After transitioning, Hart was hired as an intern at San Francisco Hospital in November 1917… Three months later, in February 1918, Hart applied for a laboratory position with physician Harry Alderson at the nearby Lane Hospital. Then something awful happened.
“Girl Poses as Male Doctor in Hospital,” roared the headline of an article in the February 5, 1918, edition of the San Francisco Examiner.
It turned out that a former Stanford classmate had recognized Hart while he was applying for the Lane Hospital job… Hart abruptly resigned his internship and headed home to Oregon, but stood by his conviction to transition to a man.
Hart kept going—and saved the lives of countless others.
“Hart was a pioneer in using chest x-rays to detect tuberculosis,” says Elliot Fishman, a radiologist at Johns Hopkins University.
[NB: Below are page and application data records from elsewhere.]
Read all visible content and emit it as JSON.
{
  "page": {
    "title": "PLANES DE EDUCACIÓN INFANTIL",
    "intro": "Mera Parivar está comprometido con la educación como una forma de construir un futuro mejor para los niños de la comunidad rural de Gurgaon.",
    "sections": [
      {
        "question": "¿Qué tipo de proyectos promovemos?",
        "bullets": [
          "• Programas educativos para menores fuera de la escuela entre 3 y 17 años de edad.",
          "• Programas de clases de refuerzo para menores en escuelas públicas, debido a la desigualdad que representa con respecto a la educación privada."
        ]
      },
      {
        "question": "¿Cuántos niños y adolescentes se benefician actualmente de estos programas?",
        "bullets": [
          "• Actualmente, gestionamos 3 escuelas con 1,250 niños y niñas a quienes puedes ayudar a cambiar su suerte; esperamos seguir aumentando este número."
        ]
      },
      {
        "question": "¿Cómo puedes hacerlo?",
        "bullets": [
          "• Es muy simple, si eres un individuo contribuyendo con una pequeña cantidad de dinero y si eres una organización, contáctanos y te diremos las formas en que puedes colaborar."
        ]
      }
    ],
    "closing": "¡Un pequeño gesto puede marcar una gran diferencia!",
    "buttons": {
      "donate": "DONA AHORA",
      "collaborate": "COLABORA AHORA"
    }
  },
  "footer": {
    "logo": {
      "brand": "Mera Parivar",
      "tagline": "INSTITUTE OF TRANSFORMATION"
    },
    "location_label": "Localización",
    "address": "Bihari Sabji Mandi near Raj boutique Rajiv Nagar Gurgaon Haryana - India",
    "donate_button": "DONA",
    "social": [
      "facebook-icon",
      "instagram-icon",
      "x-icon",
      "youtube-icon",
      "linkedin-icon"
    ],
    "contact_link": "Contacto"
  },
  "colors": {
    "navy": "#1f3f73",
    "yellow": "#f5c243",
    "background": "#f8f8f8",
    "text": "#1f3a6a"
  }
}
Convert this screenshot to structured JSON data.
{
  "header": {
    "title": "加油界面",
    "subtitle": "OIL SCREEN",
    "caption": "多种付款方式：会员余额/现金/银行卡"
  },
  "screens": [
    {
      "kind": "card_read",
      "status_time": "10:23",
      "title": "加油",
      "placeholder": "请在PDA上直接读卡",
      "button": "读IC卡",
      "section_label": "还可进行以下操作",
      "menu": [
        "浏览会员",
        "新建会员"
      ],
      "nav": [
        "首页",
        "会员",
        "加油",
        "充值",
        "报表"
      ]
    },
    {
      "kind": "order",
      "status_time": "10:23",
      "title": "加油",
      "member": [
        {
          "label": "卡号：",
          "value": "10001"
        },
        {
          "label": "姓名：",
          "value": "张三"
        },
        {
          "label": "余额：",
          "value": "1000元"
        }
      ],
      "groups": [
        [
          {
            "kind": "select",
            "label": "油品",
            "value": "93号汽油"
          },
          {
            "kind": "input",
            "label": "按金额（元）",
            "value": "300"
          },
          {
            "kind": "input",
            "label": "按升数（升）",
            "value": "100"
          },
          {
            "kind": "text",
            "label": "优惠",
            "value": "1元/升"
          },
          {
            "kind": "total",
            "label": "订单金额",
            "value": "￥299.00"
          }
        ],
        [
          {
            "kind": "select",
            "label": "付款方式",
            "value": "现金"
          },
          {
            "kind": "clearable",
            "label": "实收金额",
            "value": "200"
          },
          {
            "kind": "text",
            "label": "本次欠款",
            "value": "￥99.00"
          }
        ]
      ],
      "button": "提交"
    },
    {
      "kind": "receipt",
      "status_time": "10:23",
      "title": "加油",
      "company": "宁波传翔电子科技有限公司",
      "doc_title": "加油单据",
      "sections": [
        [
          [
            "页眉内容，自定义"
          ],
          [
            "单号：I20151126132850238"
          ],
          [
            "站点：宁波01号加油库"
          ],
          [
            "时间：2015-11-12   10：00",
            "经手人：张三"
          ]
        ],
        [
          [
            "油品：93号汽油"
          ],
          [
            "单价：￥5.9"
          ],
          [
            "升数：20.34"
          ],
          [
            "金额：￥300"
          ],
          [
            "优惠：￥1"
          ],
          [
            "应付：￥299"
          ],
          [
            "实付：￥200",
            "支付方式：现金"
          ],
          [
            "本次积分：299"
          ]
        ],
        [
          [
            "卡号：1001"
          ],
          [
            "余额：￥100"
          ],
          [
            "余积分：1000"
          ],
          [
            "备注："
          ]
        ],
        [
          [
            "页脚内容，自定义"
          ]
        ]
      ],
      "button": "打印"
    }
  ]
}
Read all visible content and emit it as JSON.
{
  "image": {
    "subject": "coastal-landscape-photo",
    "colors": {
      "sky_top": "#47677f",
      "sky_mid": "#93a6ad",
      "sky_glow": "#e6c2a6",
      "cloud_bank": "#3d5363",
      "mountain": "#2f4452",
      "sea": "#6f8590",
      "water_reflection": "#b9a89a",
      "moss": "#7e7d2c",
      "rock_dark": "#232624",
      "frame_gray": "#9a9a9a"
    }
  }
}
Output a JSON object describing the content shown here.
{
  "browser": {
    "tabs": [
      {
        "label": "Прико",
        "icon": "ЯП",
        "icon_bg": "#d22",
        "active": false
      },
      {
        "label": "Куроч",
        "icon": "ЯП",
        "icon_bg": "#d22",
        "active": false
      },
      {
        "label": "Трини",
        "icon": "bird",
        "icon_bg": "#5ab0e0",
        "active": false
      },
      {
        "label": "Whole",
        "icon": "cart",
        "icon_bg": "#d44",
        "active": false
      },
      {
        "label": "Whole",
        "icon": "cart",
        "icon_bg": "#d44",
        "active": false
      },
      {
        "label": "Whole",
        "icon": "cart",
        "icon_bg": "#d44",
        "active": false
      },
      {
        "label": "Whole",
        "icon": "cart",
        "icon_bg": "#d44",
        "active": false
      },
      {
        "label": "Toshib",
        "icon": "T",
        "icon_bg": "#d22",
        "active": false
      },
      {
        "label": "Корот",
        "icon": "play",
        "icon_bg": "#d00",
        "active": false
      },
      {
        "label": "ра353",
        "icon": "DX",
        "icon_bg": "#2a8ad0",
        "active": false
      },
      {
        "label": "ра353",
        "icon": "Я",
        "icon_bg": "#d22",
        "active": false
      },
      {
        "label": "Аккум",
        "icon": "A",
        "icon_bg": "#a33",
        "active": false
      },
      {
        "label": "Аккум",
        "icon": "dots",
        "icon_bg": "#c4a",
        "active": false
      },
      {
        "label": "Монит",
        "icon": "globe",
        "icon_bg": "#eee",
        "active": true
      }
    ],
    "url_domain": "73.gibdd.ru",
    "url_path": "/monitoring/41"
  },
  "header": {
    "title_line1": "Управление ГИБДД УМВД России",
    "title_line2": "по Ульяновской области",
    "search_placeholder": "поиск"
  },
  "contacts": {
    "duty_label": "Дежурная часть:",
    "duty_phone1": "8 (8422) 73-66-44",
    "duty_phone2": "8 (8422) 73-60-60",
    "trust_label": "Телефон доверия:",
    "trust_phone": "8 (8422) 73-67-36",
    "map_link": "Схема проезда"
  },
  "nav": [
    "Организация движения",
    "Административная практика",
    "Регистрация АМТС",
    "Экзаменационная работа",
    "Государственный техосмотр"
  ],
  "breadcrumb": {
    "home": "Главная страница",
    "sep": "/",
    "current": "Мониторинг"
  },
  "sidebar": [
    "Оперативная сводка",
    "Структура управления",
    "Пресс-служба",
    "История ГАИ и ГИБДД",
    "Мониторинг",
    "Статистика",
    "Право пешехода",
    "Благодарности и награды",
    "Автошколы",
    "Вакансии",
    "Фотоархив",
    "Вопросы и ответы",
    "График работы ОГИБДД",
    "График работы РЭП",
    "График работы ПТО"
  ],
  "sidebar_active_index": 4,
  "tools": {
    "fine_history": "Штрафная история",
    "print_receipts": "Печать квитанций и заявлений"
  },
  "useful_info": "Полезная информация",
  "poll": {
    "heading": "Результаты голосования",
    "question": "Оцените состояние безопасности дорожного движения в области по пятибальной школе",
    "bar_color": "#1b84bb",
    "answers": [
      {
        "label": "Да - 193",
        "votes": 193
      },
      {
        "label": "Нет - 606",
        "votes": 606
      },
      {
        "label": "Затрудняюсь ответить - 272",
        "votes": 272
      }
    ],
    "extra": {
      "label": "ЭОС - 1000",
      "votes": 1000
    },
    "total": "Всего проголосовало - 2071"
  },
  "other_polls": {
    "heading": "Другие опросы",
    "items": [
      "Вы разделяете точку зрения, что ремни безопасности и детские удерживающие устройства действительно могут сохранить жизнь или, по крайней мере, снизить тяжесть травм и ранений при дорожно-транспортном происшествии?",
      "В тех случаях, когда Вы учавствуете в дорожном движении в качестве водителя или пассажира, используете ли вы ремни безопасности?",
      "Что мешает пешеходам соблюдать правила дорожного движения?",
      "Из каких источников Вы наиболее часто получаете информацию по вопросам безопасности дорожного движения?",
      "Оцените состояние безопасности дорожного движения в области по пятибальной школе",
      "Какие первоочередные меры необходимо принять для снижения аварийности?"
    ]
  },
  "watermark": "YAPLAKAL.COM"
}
“At that point, no one was really screening for TB… Because of Hart, doctors were able to treat patients before they had complications. And since TB is an infectious disease, he was able to separate TB patients from others to stop the spread.”